Even the national oil giant, Petrobras, a semi-public Brazilian multinational corporation in the petroleum industry headquartered in Rio de Janeiro, had been undergoing investigations after charges of bringing oil money into politics.
Senior businessmen are also now being put under the microscope for personal gains off the records, including former president Luiz Inácio Lula da Silva.
A few months ago, former president Dilma Rousseff, whose popularity is plummeting each day, was impeached and replaced with current President Michel Temer.
Temer’s popularity is not doing well either.
It was not easy for the Latin state to witness the plunging popularity of its politicians and the economy’s ongoing recession which followed the 7-point inflation in 2016.
The national Senate also cut down Petrobras’ partaking in state oil drilling to 30 percent- meaning that most investment would now belong to the international private sector.
Brazil’s Senate has also approved a strict cap on federal spending in a first-round vote that hands a timely victory to Temer, who continues to struggle on restoring fiscal discipline amid an economic recession and political crisis.
Speaking to Eduardo dos Santos, Ambassador of Brazil to the United Kingdom, Asharq Al-Awsat came across the great chances of the Brazilian state soon putting out offers for oil and gas drilling in new locations.
Brazil is interested in receiving foreign investment in its oil and natural gas sector, Santos said. Our interest in upholding affairs and endorsing commercial and economic ties with Middle East countries is imperative, he added.
The size of commercial exchange with Arab League members has notably increased from a $10.5 billion in 2005 to a $19.2 billion in 2015– a significant $26 billion was recorded in 2014.
Brazil is open to foreign investment, Santos added.

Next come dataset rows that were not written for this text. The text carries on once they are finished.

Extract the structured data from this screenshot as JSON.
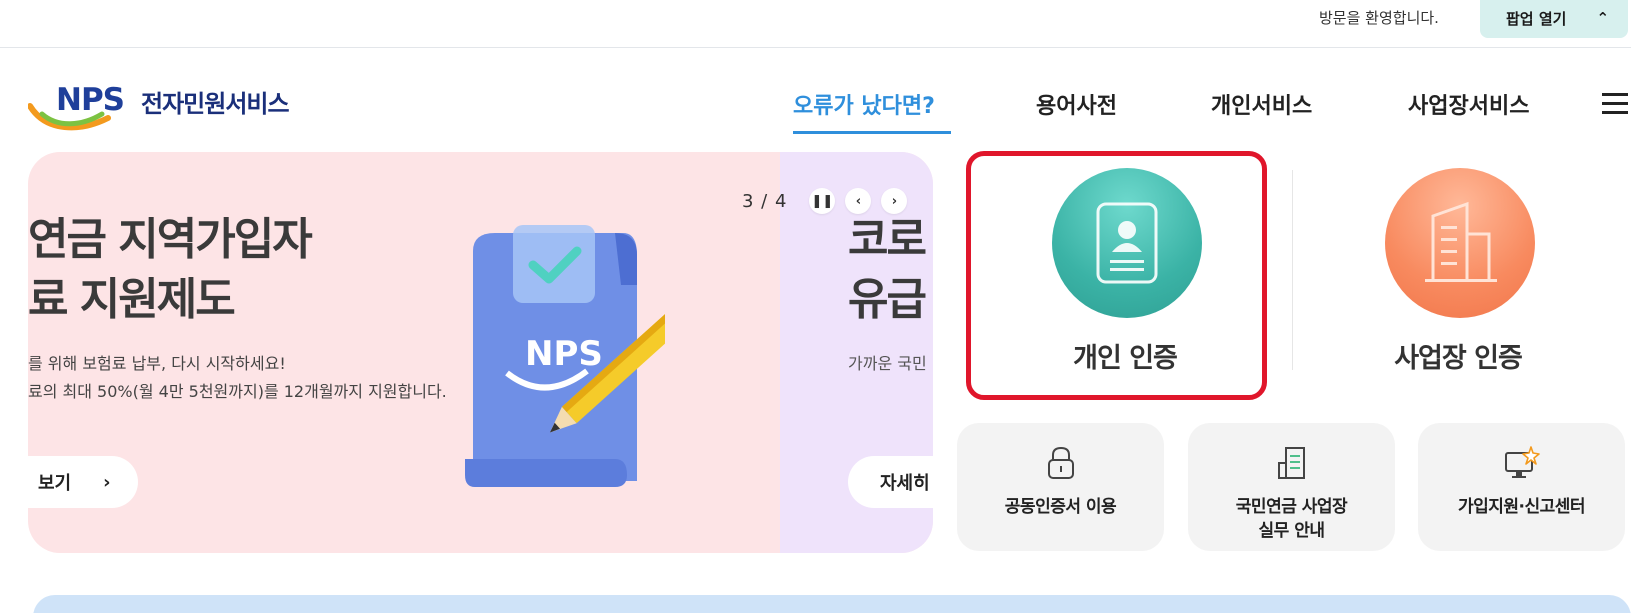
{
  "utility": {
    "welcome": "방문을 환영합니다.",
    "popup_label": "팝업 열기",
    "popup_icon": "chevron-up-icon"
  },
  "header": {
    "logo_mark": "NPS",
    "logo_text": "전자민원서비스",
    "nav": [
      {
        "label": "오류가 났다면?",
        "active": true
      },
      {
        "label": "용어사전",
        "active": false
      },
      {
        "label": "개인서비스",
        "active": false
      },
      {
        "label": "사업장서비스",
        "active": false
      }
    ],
    "menu_icon": "hamburger-menu-icon"
  },
  "banner": {
    "counter": "3 / 4",
    "controls": [
      "pause-icon",
      "chevron-left-icon",
      "chevron-right-icon"
    ],
    "slide": {
      "title_line1": "연금 지역가입자",
      "title_line2": "료 지원제도",
      "desc_line1": "를 위해 보험료 납부, 다시 시작하세요!",
      "desc_line2": "료의 최대 50%(월 4만 5천원까지)를 12개월까지 지원합니다.",
      "button_label": "보기",
      "illustration_text": "NPS"
    },
    "next_slide": {
      "title_line1": "코로",
      "title_line2": "유급",
      "desc": "가까운 국민",
      "button_label": "자세히"
    },
    "colors": {
      "current_bg": "#fde4e6",
      "next_bg": "#efe3fb"
    }
  },
  "auth": {
    "personal_label": "개인 인증",
    "business_label": "사업장 인증",
    "personal_color": "#3bb3a6",
    "business_color": "#f88a5f",
    "highlight_color": "#e0162b"
  },
  "services": [
    {
      "icon": "lock-icon",
      "line1": "공동인증서 이용",
      "line2": ""
    },
    {
      "icon": "document-building-icon",
      "line1": "국민연금 사업장",
      "line2": "실무 안내"
    },
    {
      "icon": "monitor-star-icon",
      "line1": "가입지원·신고센터",
      "line2": ""
    }
  ],
  "accent_color": "#2f8fdc"
}
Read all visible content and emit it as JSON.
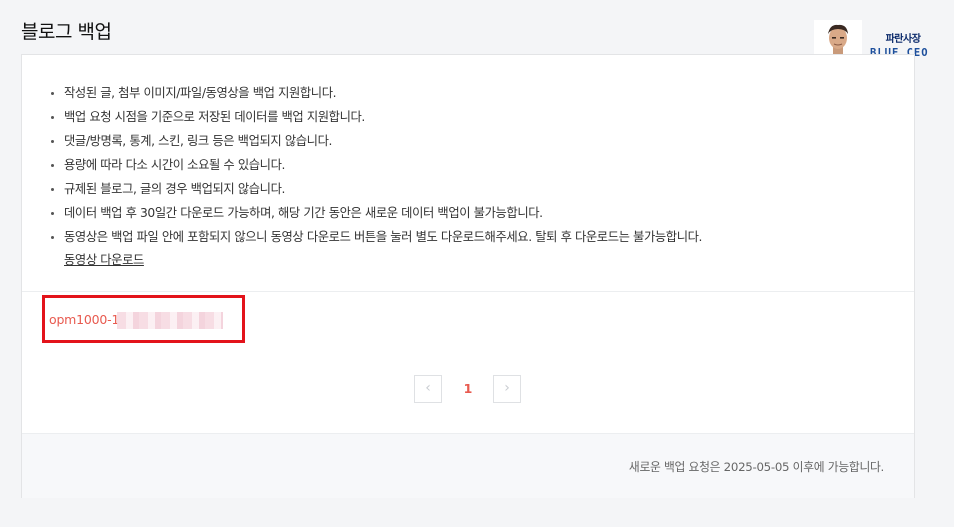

Recent statistics offered at the United Nations Conference on Trade and Development, Brazil was home to the world’s sixth largest inflow of direct foreign investment in 2014, reflecting the country’s importance on a global scale.
The Brazilian government frequently carries out necessary reforms, ensuring the flow of foreign investments that contribute to national economic growth.
The energy minister will be visiting many countries promoting state bids on new projects for foreign investors concerned with the energy field and other economic sectors, Santos said. The campaign starts next year.